The Art of the Con
Jeff Reichert on Matchstick Men
Ridley Scott's Matchstick Men truly features one of the greatest movie twists since Keyser Soze shuffled off into the distance at the end of The Usual Suspects. As usual, however, Scott's humanism and focus on character over genre mechanics and empty spectacle provides a poignant, unforgettable dimension to his shocking turnaround. Matchstick Men, then, is more than just a movie about a couple of con artists, it's a movie about one man, on fire from a life's worth of bad choices, hoping to quench the flame by dousing himself in the cool waters of paternalism. Ever-gamine Alison Lohman, in a performance to rival her daring work in Atom Egoyan's masterpiece Where the Truth Lies, is the perfectly winning object of Nicolas Cage's affections, until [SPOILER ALERT] we learn that she is not all that she seems. The way Cage plays the final scenes, in which the haunting revelations are revealed to him is, I have to tell you, heartbreaking. If you thought he wasn't quite emotional enough in career benchmark Drive Angry, this is the next film you should put at the top of your Netflix or Hulu queue!

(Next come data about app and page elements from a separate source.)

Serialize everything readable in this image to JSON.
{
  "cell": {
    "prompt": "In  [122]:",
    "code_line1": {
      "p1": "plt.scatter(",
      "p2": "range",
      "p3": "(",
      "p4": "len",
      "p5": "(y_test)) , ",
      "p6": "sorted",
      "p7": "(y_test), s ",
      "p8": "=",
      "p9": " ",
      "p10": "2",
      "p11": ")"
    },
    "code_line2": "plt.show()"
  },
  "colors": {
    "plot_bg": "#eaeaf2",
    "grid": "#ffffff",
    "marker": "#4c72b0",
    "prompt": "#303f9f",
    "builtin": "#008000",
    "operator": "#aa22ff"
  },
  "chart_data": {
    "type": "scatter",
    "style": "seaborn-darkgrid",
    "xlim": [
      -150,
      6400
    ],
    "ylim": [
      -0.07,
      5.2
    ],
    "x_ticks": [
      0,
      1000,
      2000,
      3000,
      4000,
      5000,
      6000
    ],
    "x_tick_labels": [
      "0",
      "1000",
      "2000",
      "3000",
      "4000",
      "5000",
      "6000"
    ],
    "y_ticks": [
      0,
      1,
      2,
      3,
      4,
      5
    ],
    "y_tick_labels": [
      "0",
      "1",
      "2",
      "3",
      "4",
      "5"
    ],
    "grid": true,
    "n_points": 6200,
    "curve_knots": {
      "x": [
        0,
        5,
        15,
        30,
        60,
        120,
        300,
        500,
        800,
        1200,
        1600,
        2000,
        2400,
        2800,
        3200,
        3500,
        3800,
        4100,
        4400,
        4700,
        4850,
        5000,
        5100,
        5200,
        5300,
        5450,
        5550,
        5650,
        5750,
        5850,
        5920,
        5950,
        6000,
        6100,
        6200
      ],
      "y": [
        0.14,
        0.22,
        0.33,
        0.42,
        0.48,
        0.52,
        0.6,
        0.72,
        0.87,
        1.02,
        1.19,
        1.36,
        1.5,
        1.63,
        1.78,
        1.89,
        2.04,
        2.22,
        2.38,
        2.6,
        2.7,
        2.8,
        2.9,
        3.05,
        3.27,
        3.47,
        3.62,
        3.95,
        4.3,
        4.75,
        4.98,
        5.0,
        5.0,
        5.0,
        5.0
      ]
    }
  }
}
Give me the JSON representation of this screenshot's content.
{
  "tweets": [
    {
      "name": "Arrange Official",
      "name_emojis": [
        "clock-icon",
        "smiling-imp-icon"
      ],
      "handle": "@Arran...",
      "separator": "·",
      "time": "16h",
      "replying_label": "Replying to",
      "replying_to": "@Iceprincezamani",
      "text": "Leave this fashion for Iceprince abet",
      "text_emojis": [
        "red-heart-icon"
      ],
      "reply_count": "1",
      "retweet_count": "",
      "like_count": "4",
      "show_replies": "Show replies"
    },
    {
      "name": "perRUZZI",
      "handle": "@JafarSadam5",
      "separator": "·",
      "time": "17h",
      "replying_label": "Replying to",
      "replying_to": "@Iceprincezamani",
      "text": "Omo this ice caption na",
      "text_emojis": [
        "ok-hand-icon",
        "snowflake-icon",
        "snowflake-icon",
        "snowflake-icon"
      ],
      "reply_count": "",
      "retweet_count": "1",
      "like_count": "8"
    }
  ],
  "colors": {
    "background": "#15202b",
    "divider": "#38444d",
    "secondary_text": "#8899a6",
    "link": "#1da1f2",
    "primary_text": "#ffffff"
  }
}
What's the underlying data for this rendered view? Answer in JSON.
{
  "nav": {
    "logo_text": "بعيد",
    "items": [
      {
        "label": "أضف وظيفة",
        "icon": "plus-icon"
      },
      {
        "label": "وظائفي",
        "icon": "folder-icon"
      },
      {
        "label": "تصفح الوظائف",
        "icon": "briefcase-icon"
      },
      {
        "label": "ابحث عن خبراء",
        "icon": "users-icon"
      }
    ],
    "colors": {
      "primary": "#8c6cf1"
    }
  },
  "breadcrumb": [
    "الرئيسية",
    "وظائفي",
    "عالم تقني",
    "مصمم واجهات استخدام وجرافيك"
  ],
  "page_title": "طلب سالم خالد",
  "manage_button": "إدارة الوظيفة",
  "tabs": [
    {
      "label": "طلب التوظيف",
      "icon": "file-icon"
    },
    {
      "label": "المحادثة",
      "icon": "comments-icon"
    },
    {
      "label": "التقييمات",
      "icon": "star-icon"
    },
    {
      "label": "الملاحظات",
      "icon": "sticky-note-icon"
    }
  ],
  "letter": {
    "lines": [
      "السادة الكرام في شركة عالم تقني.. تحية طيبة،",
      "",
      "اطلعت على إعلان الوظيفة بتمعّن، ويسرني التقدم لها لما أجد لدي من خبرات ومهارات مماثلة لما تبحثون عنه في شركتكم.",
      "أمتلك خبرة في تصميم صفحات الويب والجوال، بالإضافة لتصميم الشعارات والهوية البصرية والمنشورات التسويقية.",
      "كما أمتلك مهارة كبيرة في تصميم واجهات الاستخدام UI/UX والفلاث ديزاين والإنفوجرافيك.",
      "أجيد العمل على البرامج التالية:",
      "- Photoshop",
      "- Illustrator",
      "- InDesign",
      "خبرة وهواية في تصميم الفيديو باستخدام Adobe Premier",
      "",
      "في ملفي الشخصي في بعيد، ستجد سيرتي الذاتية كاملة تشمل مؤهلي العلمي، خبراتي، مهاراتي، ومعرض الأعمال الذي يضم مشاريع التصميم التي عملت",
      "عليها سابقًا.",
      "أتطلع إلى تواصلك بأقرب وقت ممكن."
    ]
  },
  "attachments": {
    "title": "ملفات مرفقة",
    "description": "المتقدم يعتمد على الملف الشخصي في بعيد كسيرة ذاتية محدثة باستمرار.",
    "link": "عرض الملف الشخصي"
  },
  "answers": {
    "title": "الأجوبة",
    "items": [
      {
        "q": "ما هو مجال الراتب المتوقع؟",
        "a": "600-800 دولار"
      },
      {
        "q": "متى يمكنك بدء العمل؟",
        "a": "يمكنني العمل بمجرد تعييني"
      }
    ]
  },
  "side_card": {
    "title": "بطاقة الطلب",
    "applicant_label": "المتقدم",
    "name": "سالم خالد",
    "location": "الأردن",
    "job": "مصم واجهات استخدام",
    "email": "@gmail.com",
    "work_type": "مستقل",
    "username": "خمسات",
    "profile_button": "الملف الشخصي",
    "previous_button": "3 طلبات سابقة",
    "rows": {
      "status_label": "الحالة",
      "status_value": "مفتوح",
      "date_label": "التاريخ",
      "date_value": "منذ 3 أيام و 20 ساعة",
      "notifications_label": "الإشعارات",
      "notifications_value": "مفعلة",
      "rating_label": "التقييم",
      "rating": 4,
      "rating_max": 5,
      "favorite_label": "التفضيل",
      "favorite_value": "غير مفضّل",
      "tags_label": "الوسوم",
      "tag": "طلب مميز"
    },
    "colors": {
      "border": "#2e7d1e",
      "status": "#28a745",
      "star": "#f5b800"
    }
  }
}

Heraclitus famously said something like, "you can never step in the same river twice." The same applies, for the genre hopping, unpredictable career for Ridley Scott. He may never make another film like Matchstick Men, but knowing it's out there, shimmering like a jewel, or, better, a bright star in a dazzling constellation only furthers our appreciation for this invaluable artist.